::: Source material

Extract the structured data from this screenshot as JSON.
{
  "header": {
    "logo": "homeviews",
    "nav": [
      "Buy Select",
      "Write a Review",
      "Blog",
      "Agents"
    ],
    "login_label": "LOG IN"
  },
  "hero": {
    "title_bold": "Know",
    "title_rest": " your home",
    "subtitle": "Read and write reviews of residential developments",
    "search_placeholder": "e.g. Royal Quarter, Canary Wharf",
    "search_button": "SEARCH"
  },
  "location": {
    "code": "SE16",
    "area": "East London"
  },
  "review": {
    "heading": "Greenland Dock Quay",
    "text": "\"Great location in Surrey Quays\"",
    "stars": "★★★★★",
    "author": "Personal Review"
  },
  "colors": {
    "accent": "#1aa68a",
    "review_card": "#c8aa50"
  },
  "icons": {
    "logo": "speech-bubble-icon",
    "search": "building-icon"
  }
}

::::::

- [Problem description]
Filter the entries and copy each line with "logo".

- [Exercise result]
    "logo": "homeviews",
    "logo": "speech-bubble-icon",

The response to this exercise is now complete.